The surgeon who repaired Kobe Bryant's torn Achilles' tendon is "optimistic" about his recovery prospects. From the LA Times:
The doctor who performed surgery on Kobe Bryant's ruptured Achilles' tendon said he expects the Lakers star to be back playing at some point next season.
Speaking exclusively to The Times, Dr. Neal ElAttrache said Sunday that Bryant's competitive drive and mental toughness will give him an edge in recovering from an injury that figures to sideline him at least six to nine months.
“I can point to all of the scientific aspects of the repair, but just as important if not more important is, who is that Achilles attached to?” said ElAttrache, who performed the hour-long surgery Saturday. “In this situation, it's attached to Kobe Bryant, who has figured out a way to get through some injuries that would ordinarily be career-threatening. Some of the things he's had go on with him have ended guys' careers in the NBA.
“He's figured out a way to get through it and be one of the best players in the NBA.”
The surgery always looks good immediately after; it's only later when complications arrive. But everything is on the right path, and Bryant seems resolved to attack this process as only he can. He has no other choice.
Grover told our own Ken Berger of CBSSports.com this weekend:
Grover spoke with Bryant on Friday night after the injury, and as of then, he said his star pupil was all in -- “fully on board” with waging this fight. But the road will be long, slow and grueling. Full recovery will not take kindly to Bryant's insistence on pushing through pain, ignoring normal human timetables and doing the impossible. His sewn-together tendon will be a lot tougher than those who allowed him to push himself to such incredible limits over these past few weeks.
“We'll have to see,” Grover said. “It's not an easy process. It's not an impossible process; it's been done many times before, and I believe he can be as well as he was before. But it's definitely a long, tedious process.”
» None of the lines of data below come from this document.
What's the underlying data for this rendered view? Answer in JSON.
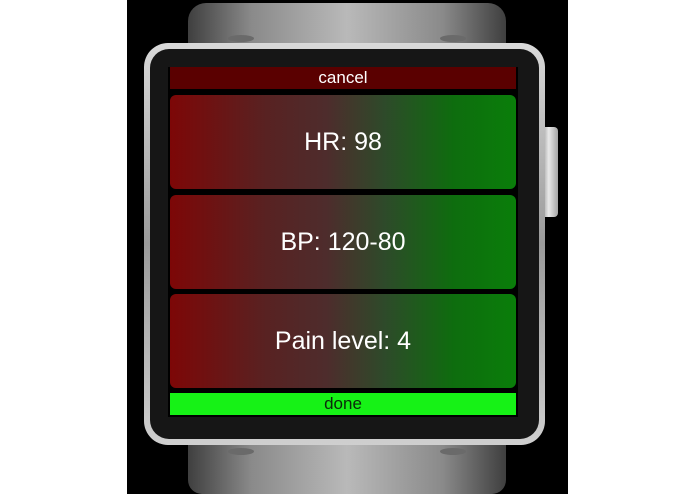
{
  "screen": {
    "cancel_label": "cancel",
    "done_label": "done",
    "items": [
      {
        "label": "HR: 98"
      },
      {
        "label": "BP: 120-80"
      },
      {
        "label": "Pain level: 4"
      }
    ]
  },
  "colors": {
    "cancel_bg": "#5a0000",
    "done_bg": "#16f216",
    "gradient_left": "#7d0707",
    "gradient_right": "#0a7e0a"
  }
}
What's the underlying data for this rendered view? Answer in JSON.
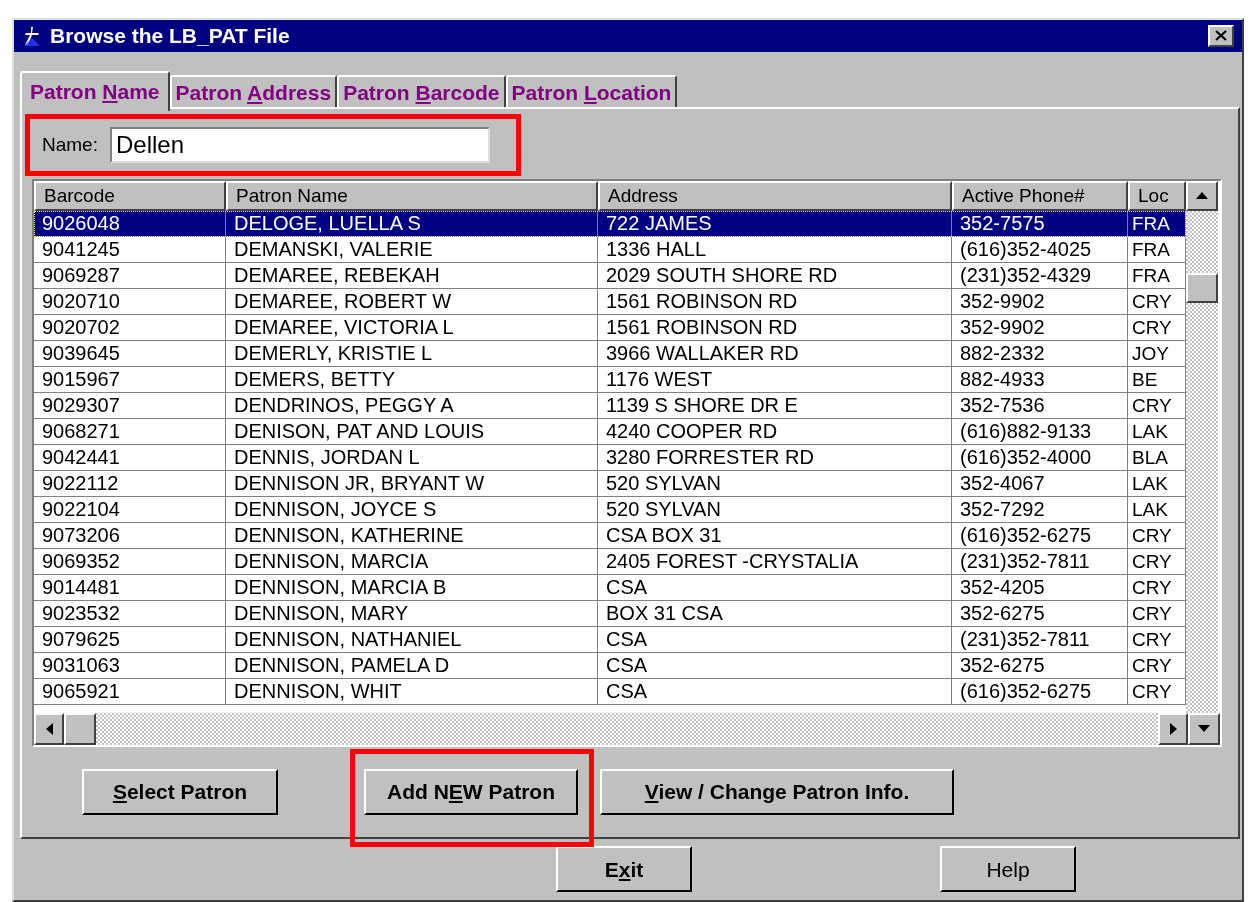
{
  "window": {
    "title": "Browse the LB_PAT File"
  },
  "tabs": [
    {
      "label": {
        "pre": "Patron ",
        "key": "N",
        "post": "ame"
      },
      "selected": true
    },
    {
      "label": {
        "pre": "Patron ",
        "key": "A",
        "post": "ddress"
      },
      "selected": false
    },
    {
      "label": {
        "pre": "Patron ",
        "key": "B",
        "post": "arcode"
      },
      "selected": false
    },
    {
      "label": {
        "pre": "Patron ",
        "key": "L",
        "post": "ocation"
      },
      "selected": false
    }
  ],
  "name_field": {
    "label": "Name:",
    "value": "Dellen",
    "highlighted": true
  },
  "table": {
    "columns": [
      "Barcode",
      "Patron Name",
      "Address",
      "Active Phone#",
      "Loc"
    ],
    "rows": [
      {
        "cells": [
          "9026048",
          "DELOGE, LUELLA  S",
          "722 JAMES",
          "352-7575",
          "FRA"
        ],
        "selected": true
      },
      {
        "cells": [
          "9041245",
          "DEMANSKI, VALERIE",
          "1336 HALL",
          "(616)352-4025",
          "FRA"
        ],
        "selected": false
      },
      {
        "cells": [
          "9069287",
          "DEMAREE, REBEKAH",
          "2029 SOUTH SHORE RD",
          "(231)352-4329",
          "FRA"
        ],
        "selected": false
      },
      {
        "cells": [
          "9020710",
          "DEMAREE, ROBERT  W",
          "1561 ROBINSON RD",
          "352-9902",
          "CRY"
        ],
        "selected": false
      },
      {
        "cells": [
          "9020702",
          "DEMAREE, VICTORIA  L",
          "1561 ROBINSON RD",
          "352-9902",
          "CRY"
        ],
        "selected": false
      },
      {
        "cells": [
          "9039645",
          "DEMERLY, KRISTIE  L",
          "3966 WALLAKER RD",
          "882-2332",
          "JOY"
        ],
        "selected": false
      },
      {
        "cells": [
          "9015967",
          "DEMERS, BETTY",
          "1176 WEST",
          "882-4933",
          "BE"
        ],
        "selected": false
      },
      {
        "cells": [
          "9029307",
          "DENDRINOS, PEGGY  A",
          "1139 S SHORE DR E",
          "352-7536",
          "CRY"
        ],
        "selected": false
      },
      {
        "cells": [
          "9068271",
          "DENISON, PAT AND LOUIS",
          "4240 COOPER RD",
          "(616)882-9133",
          "LAK"
        ],
        "selected": false
      },
      {
        "cells": [
          "9042441",
          "DENNIS, JORDAN  L",
          "3280 FORRESTER RD",
          "(616)352-4000",
          "BLA"
        ],
        "selected": false
      },
      {
        "cells": [
          "9022112",
          "DENNISON JR, BRYANT  W",
          "520 SYLVAN",
          "352-4067",
          "LAK"
        ],
        "selected": false
      },
      {
        "cells": [
          "9022104",
          "DENNISON, JOYCE  S",
          "520 SYLVAN",
          "352-7292",
          "LAK"
        ],
        "selected": false
      },
      {
        "cells": [
          "9073206",
          "DENNISON, KATHERINE",
          "CSA BOX 31",
          "(616)352-6275",
          "CRY"
        ],
        "selected": false
      },
      {
        "cells": [
          "9069352",
          "DENNISON, MARCIA",
          "2405 FOREST -CRYSTALIA",
          "(231)352-7811",
          "CRY"
        ],
        "selected": false
      },
      {
        "cells": [
          "9014481",
          "DENNISON, MARCIA  B",
          "CSA",
          "352-4205",
          "CRY"
        ],
        "selected": false
      },
      {
        "cells": [
          "9023532",
          "DENNISON, MARY",
          "BOX 31 CSA",
          "352-6275",
          "CRY"
        ],
        "selected": false
      },
      {
        "cells": [
          "9079625",
          "DENNISON, NATHANIEL",
          "CSA",
          "(231)352-7811",
          "CRY"
        ],
        "selected": false
      },
      {
        "cells": [
          "9031063",
          "DENNISON, PAMELA  D",
          "CSA",
          "352-6275",
          "CRY"
        ],
        "selected": false
      },
      {
        "cells": [
          "9065921",
          "DENNISON, WHIT",
          "CSA",
          "(616)352-6275",
          "CRY"
        ],
        "selected": false
      }
    ]
  },
  "action_buttons": [
    {
      "label": {
        "key": "S",
        "post": "elect Patron"
      },
      "highlighted": false
    },
    {
      "label": {
        "pre": "Add N",
        "key": "E",
        "post": "W Patron"
      },
      "highlighted": true
    },
    {
      "label": {
        "key": "V",
        "post": "iew / Change Patron Info."
      },
      "highlighted": false
    }
  ],
  "footer_buttons": [
    {
      "label": {
        "pre": "E",
        "key": "x",
        "post": "it"
      },
      "bold": true
    },
    {
      "label": {
        "pre": "Help"
      },
      "bold": false
    }
  ]
}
But if anyone's ready for the long and tedious process, it's Bryant.